• Source information:
....................

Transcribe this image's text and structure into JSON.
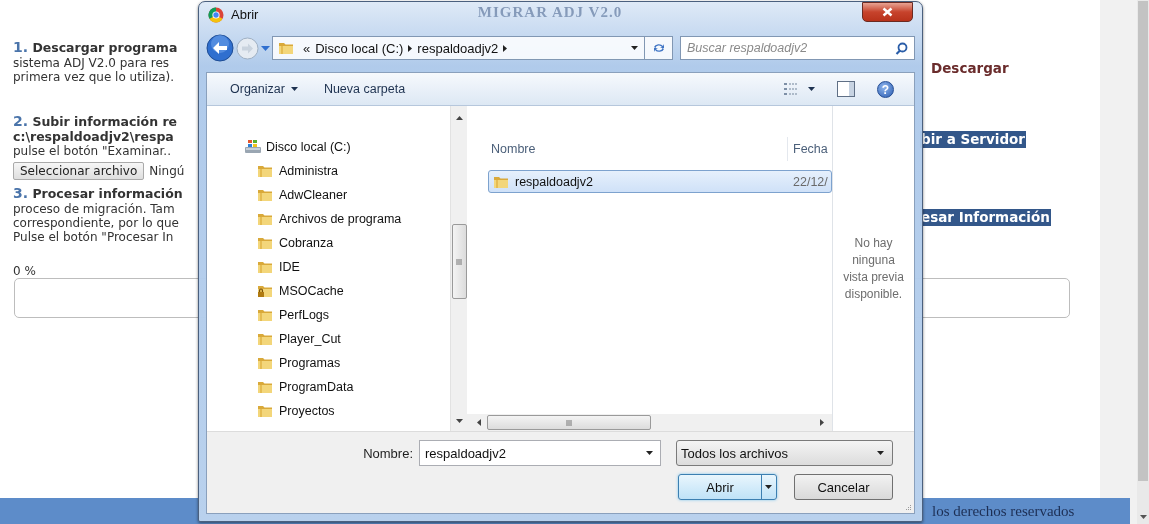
{
  "page": {
    "title": "MIGRAR ADJ V2.0",
    "left_lines": [
      {
        "kind": "heading",
        "number": "1.",
        "text": "Descargar programa"
      },
      {
        "kind": "text",
        "text": "sistema ADJ V2.0 para res"
      },
      {
        "kind": "text",
        "text": "primera vez que lo utiliza)."
      },
      {
        "kind": "heading",
        "number": "2.",
        "text": "Subir información re"
      },
      {
        "kind": "path",
        "text": "c:\\respaldoadjv2\\respa"
      },
      {
        "kind": "text",
        "text": "pulse el botón \"Examinar.."
      },
      {
        "kind": "file",
        "button": "Seleccionar archivo",
        "status": "Ningú"
      },
      {
        "kind": "heading",
        "number": "3.",
        "text": "Procesar información"
      },
      {
        "kind": "text",
        "text": "proceso de migración. Tam"
      },
      {
        "kind": "text",
        "text": "correspondiente, por lo que"
      },
      {
        "kind": "text",
        "text": "Pulse el botón \"Procesar In"
      },
      {
        "kind": "reading",
        "text": "0 %"
      }
    ],
    "progress": {
      "level": 0
    },
    "actions": [
      {
        "label": "Descargar",
        "highlighted": false
      },
      {
        "label": "bir a Servidor",
        "highlighted": true
      },
      {
        "label": "esar Información",
        "highlighted": true
      }
    ],
    "footer": "los derechos reservados"
  },
  "dialog": {
    "title": "Abrir",
    "breadcrumb": {
      "overflow": "«",
      "segments": [
        "Disco local (C:)",
        "respaldoadjv2"
      ]
    },
    "search": {
      "placeholder": "Buscar respaldoadjv2"
    },
    "toolbar": [
      {
        "label": "Organizar",
        "menu": true
      },
      {
        "label": "Nueva carpeta",
        "menu": false
      }
    ],
    "help": "?",
    "tree": [
      {
        "label": "Disco local (C:)",
        "kind": "drive",
        "children": [
          {
            "label": "Administra",
            "kind": "folder"
          },
          {
            "label": "AdwCleaner",
            "kind": "folder"
          },
          {
            "label": "Archivos de programa",
            "kind": "folder"
          },
          {
            "label": "Cobranza",
            "kind": "folder"
          },
          {
            "label": "IDE",
            "kind": "folder"
          },
          {
            "label": "MSOCache",
            "kind": "locked"
          },
          {
            "label": "PerfLogs",
            "kind": "folder"
          },
          {
            "label": "Player_Cut",
            "kind": "folder"
          },
          {
            "label": "Programas",
            "kind": "folder"
          },
          {
            "label": "ProgramData",
            "kind": "folder"
          },
          {
            "label": "Proyectos",
            "kind": "folder"
          }
        ]
      }
    ],
    "files": {
      "columns": [
        "Nombre",
        "Fecha"
      ],
      "rows": [
        {
          "name": "respaldoadjv2",
          "date": "22/12/",
          "selected": true
        }
      ]
    },
    "preview": "No hay ninguna vista previa disponible.",
    "filename": {
      "label": "Nombre:",
      "value": "respaldoadjv2"
    },
    "filter": "Todos los archivos",
    "buttons": [
      {
        "label": "Abrir",
        "kind": "split"
      },
      {
        "label": "Cancelar",
        "kind": "plain"
      }
    ]
  }
}
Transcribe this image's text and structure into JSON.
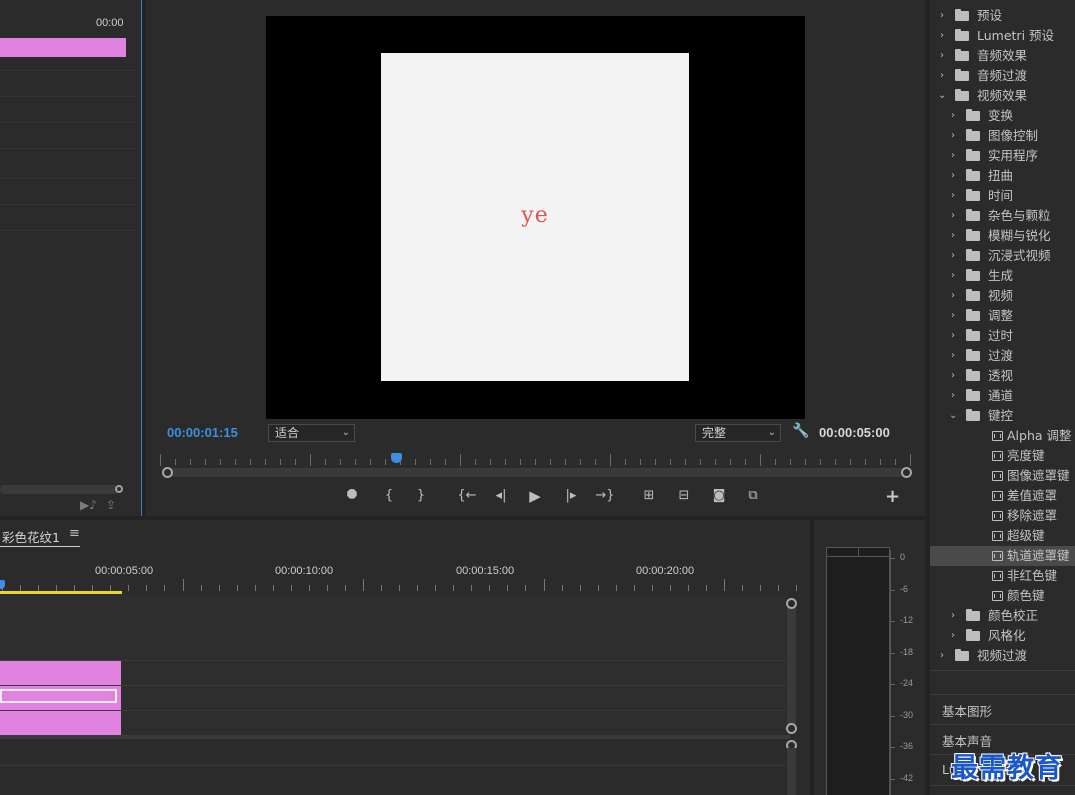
{
  "source": {
    "timecode_fragment": "00:00"
  },
  "program": {
    "current_time": "00:00:01:15",
    "fit_label": "适合",
    "quality_label": "完整",
    "duration": "00:00:05:00",
    "frame_text": "ye",
    "playhead_fraction": 0.315,
    "controls": [
      {
        "name": "add-marker-button",
        "glyph": "⯃"
      },
      {
        "name": "mark-in-button",
        "glyph": "{"
      },
      {
        "name": "mark-out-button",
        "glyph": "}"
      },
      {
        "name": "go-to-in-button",
        "glyph": "{←"
      },
      {
        "name": "step-back-button",
        "glyph": "◂|"
      },
      {
        "name": "play-button",
        "glyph": "▶"
      },
      {
        "name": "step-forward-button",
        "glyph": "|▸"
      },
      {
        "name": "go-to-out-button",
        "glyph": "→}"
      },
      {
        "name": "lift-button",
        "glyph": "⊞"
      },
      {
        "name": "extract-button",
        "glyph": "⊟"
      },
      {
        "name": "export-frame-button",
        "glyph": "◙"
      },
      {
        "name": "compare-view-button",
        "glyph": "⧉"
      }
    ],
    "add_glyph": "+"
  },
  "effects": {
    "items": [
      {
        "label": "预设",
        "level": 0,
        "chevron": "›",
        "icon": "folder-preset"
      },
      {
        "label": "Lumetri 预设",
        "level": 0,
        "chevron": "›",
        "icon": "folder-preset"
      },
      {
        "label": "音频效果",
        "level": 0,
        "chevron": "›",
        "icon": "folder"
      },
      {
        "label": "音频过渡",
        "level": 0,
        "chevron": "›",
        "icon": "folder"
      },
      {
        "label": "视频效果",
        "level": 0,
        "chevron": "⌄",
        "icon": "folder"
      },
      {
        "label": "变换",
        "level": 1,
        "chevron": "›",
        "icon": "folder"
      },
      {
        "label": "图像控制",
        "level": 1,
        "chevron": "›",
        "icon": "folder"
      },
      {
        "label": "实用程序",
        "level": 1,
        "chevron": "›",
        "icon": "folder"
      },
      {
        "label": "扭曲",
        "level": 1,
        "chevron": "›",
        "icon": "folder"
      },
      {
        "label": "时间",
        "level": 1,
        "chevron": "›",
        "icon": "folder"
      },
      {
        "label": "杂色与颗粒",
        "level": 1,
        "chevron": "›",
        "icon": "folder"
      },
      {
        "label": "模糊与锐化",
        "level": 1,
        "chevron": "›",
        "icon": "folder"
      },
      {
        "label": "沉浸式视频",
        "level": 1,
        "chevron": "›",
        "icon": "folder"
      },
      {
        "label": "生成",
        "level": 1,
        "chevron": "›",
        "icon": "folder"
      },
      {
        "label": "视频",
        "level": 1,
        "chevron": "›",
        "icon": "folder"
      },
      {
        "label": "调整",
        "level": 1,
        "chevron": "›",
        "icon": "folder"
      },
      {
        "label": "过时",
        "level": 1,
        "chevron": "›",
        "icon": "folder"
      },
      {
        "label": "过渡",
        "level": 1,
        "chevron": "›",
        "icon": "folder"
      },
      {
        "label": "透视",
        "level": 1,
        "chevron": "›",
        "icon": "folder"
      },
      {
        "label": "通道",
        "level": 1,
        "chevron": "›",
        "icon": "folder"
      },
      {
        "label": "键控",
        "level": 1,
        "chevron": "⌄",
        "icon": "folder"
      },
      {
        "label": "Alpha 调整",
        "level": 2,
        "chevron": "",
        "icon": "effect"
      },
      {
        "label": "亮度键",
        "level": 2,
        "chevron": "",
        "icon": "effect"
      },
      {
        "label": "图像遮罩键",
        "level": 2,
        "chevron": "",
        "icon": "effect"
      },
      {
        "label": "差值遮罩",
        "level": 2,
        "chevron": "",
        "icon": "effect"
      },
      {
        "label": "移除遮罩",
        "level": 2,
        "chevron": "",
        "icon": "effect"
      },
      {
        "label": "超级键",
        "level": 2,
        "chevron": "",
        "icon": "effect"
      },
      {
        "label": "轨道遮罩键",
        "level": 2,
        "chevron": "",
        "icon": "effect",
        "selected": true
      },
      {
        "label": "非红色键",
        "level": 2,
        "chevron": "",
        "icon": "effect"
      },
      {
        "label": "颜色键",
        "level": 2,
        "chevron": "",
        "icon": "effect"
      },
      {
        "label": "颜色校正",
        "level": 1,
        "chevron": "›",
        "icon": "folder"
      },
      {
        "label": "风格化",
        "level": 1,
        "chevron": "›",
        "icon": "folder"
      },
      {
        "label": "视频过渡",
        "level": 0,
        "chevron": "›",
        "icon": "folder"
      }
    ],
    "bottom_panels": [
      "基本图形",
      "基本声音"
    ],
    "partial_panel": "Lu"
  },
  "timeline": {
    "tab_label": "彩色花纹1",
    "menu_glyph": "≡",
    "ruler_labels": [
      "00:00:05:00",
      "00:00:10:00",
      "00:00:15:00",
      "00:00:20:00"
    ]
  },
  "meter": {
    "scale": [
      "0",
      "-6",
      "-12",
      "-18",
      "-24",
      "-30",
      "-36",
      "-42"
    ]
  },
  "watermark": "最需教育",
  "colors": {
    "accent_blue": "#3d8ee0",
    "clip_pink": "#e083e0",
    "work_area_yellow": "#e8d42a",
    "frame_text_red": "#e05454"
  }
}
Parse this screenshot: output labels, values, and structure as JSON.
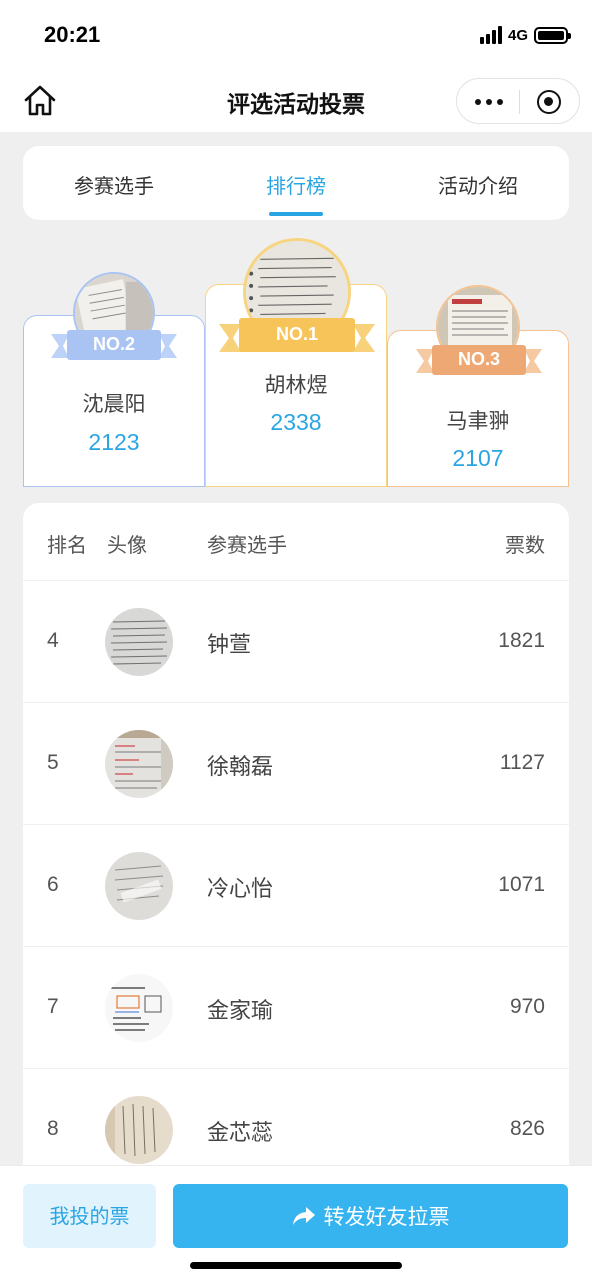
{
  "status_bar": {
    "time": "20:21",
    "network": "4G"
  },
  "nav": {
    "title": "评选活动投票"
  },
  "tabs": [
    {
      "label": "参赛选手",
      "active": false
    },
    {
      "label": "排行榜",
      "active": true
    },
    {
      "label": "活动介绍",
      "active": false
    }
  ],
  "podium": {
    "first": {
      "badge": "NO.1",
      "name": "胡林煜",
      "votes": "2338"
    },
    "second": {
      "badge": "NO.2",
      "name": "沈晨阳",
      "votes": "2123"
    },
    "third": {
      "badge": "NO.3",
      "name": "马聿翀",
      "votes": "2107"
    }
  },
  "ranking": {
    "headers": {
      "rank": "排名",
      "avatar": "头像",
      "name": "参赛选手",
      "votes": "票数"
    },
    "rows": [
      {
        "rank": "4",
        "name": "钟萱",
        "votes": "1821"
      },
      {
        "rank": "5",
        "name": "徐翰磊",
        "votes": "1127"
      },
      {
        "rank": "6",
        "name": "冷心怡",
        "votes": "1071"
      },
      {
        "rank": "7",
        "name": "金家瑜",
        "votes": "970"
      },
      {
        "rank": "8",
        "name": "金芯蕊",
        "votes": "826"
      }
    ]
  },
  "bottom": {
    "my_votes_label": "我投的票",
    "share_label": "转发好友拉票"
  },
  "colors": {
    "accent": "#2aa5e4",
    "gold": "#f6c458",
    "silver_blue": "#a9c4f3",
    "bronze": "#eea873"
  }
}
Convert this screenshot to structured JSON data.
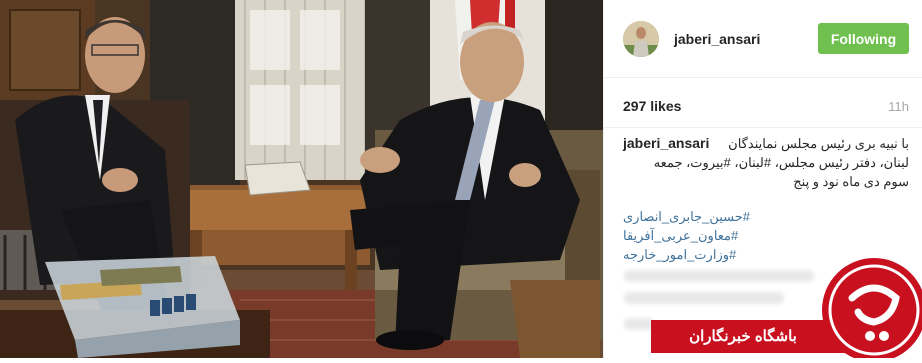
{
  "post": {
    "username": "jaberi_ansari",
    "follow_label": "Following",
    "likes": "297 likes",
    "time_ago": "11h",
    "caption": {
      "username": "jaberi_ansari",
      "lines": [
        "با نبیه بری رئیس مجلس نمایندگان",
        "لبنان، دفتر رئیس مجلس، #لبنان، #بیروت، جمعه",
        "سوم دی ماه نود و پنج"
      ],
      "hashtags": [
        "#حسین_جابری_انصاری",
        "#معاون_عربی_آفریقا",
        "#وزارت_امور_خارجه"
      ]
    }
  },
  "watermark": {
    "text": "باشگاه خبرنگاران",
    "color": "#c8101e"
  },
  "colors": {
    "follow_button": "#70c050",
    "hashtag": "#3f729b",
    "muted": "#a5a7aa"
  },
  "icons": {
    "avatar": "profile-photo",
    "logo": "ybc-logo-icon"
  }
}
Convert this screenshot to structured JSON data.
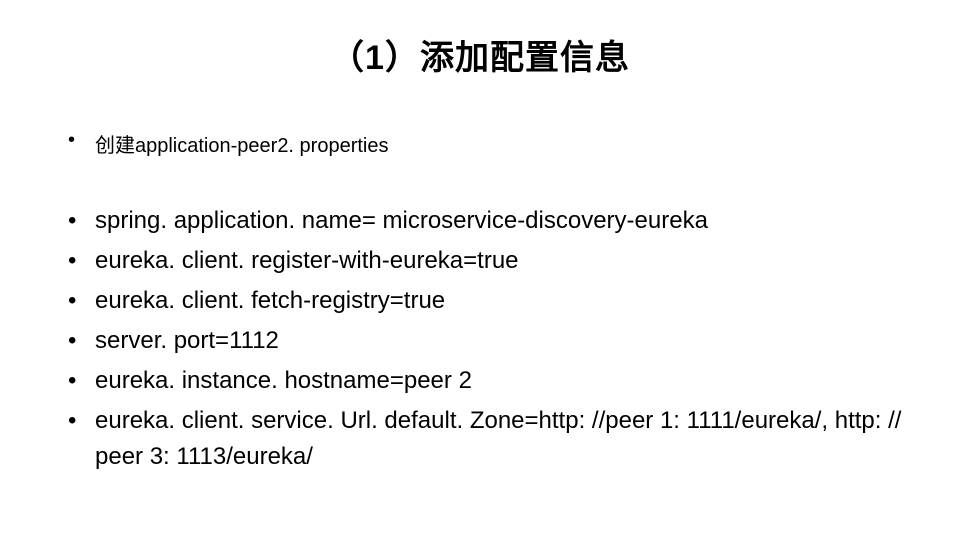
{
  "title": "（1）添加配置信息",
  "intro": {
    "item1": "创建application-peer2. properties"
  },
  "config": {
    "line1": "spring. application. name= microservice-discovery-eureka",
    "line2": "eureka. client. register-with-eureka=true",
    "line3": "eureka. client. fetch-registry=true",
    "line4": "server. port=1112",
    "line5": "eureka. instance. hostname=peer 2",
    "line6": "eureka. client. service. Url. default. Zone=http: //peer 1: 1111/eureka/, http: // peer 3: 1113/eureka/"
  }
}
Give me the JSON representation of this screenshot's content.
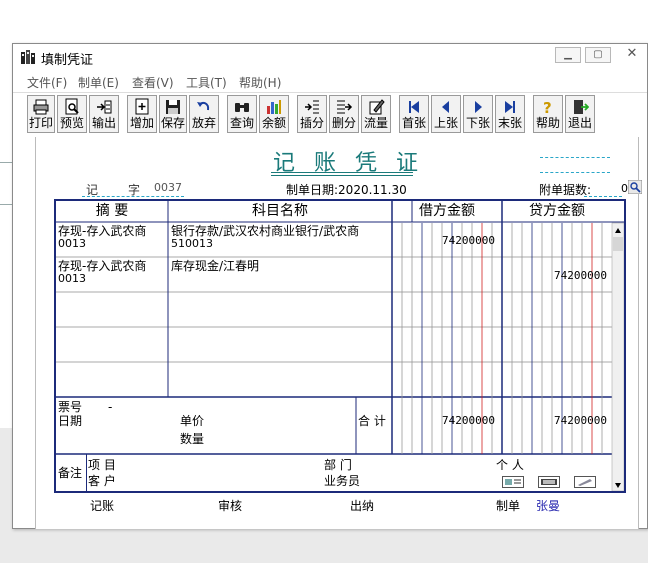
{
  "window": {
    "title": "填制凭证"
  },
  "menu": [
    "文件(F)",
    "制单(E)",
    "查看(V)",
    "工具(T)",
    "帮助(H)"
  ],
  "toolbar": {
    "print": "打印",
    "preview": "预览",
    "export": "输出",
    "add": "增加",
    "save": "保存",
    "discard": "放弃",
    "query": "查询",
    "balance": "余额",
    "insert_line": "插分",
    "delete_line": "删分",
    "cashflow": "流量",
    "first": "首张",
    "prev": "上张",
    "next": "下张",
    "last": "末张",
    "help": "帮助",
    "exit": "退出"
  },
  "voucher": {
    "title": "记 账 凭 证",
    "type_label": "记",
    "zi_label": "字",
    "number": "0037",
    "date_label": "制单日期:2020.11.30",
    "attachments_label": "附单据数:",
    "attachments_value": "0",
    "columns": {
      "summary": "摘 要",
      "account": "科目名称",
      "debit": "借方金额",
      "credit": "贷方金额"
    },
    "rows": [
      {
        "summary": "存现-存入武农商",
        "summary_sub": "0013",
        "account": "银行存款/武汉农村商业银行/武农商",
        "account_sub": "510013",
        "debit": "74200000",
        "credit": ""
      },
      {
        "summary": "存现-存入武农商",
        "summary_sub": "0013",
        "account": "库存现金/江春明",
        "account_sub": "",
        "debit": "",
        "credit": "74200000"
      }
    ],
    "info": {
      "ticket_label": "票号",
      "ticket_value": "-",
      "date_label": "日期",
      "price_label": "单价",
      "qty_label": "数量",
      "total_label": "合 计",
      "total_debit": "74200000",
      "total_credit": "74200000"
    },
    "notes": {
      "notes_label": "备注",
      "project_label": "项 目",
      "customer_label": "客 户",
      "dept_label": "部 门",
      "salesman_label": "业务员",
      "person_label": "个 人"
    },
    "footer": {
      "bookkeeping": "记账",
      "review": "审核",
      "cashier": "出纳",
      "maker_label": "制单",
      "maker_name": "张曼"
    },
    "colors": {
      "title": "#1a7a7a",
      "grid": "#1c2a7a",
      "red_line": "#d02020",
      "maker_name": "#2a2ab0"
    }
  }
}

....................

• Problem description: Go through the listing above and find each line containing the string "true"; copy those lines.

• Response box:
        "highlighted": true
        "highlighted": true
        "menu": true
          "selected": true
        "selected": true
      "active": true
    "line2": "eureka. client. register-with-eureka=true",
    "line3": "eureka. client. fetch-registry=true",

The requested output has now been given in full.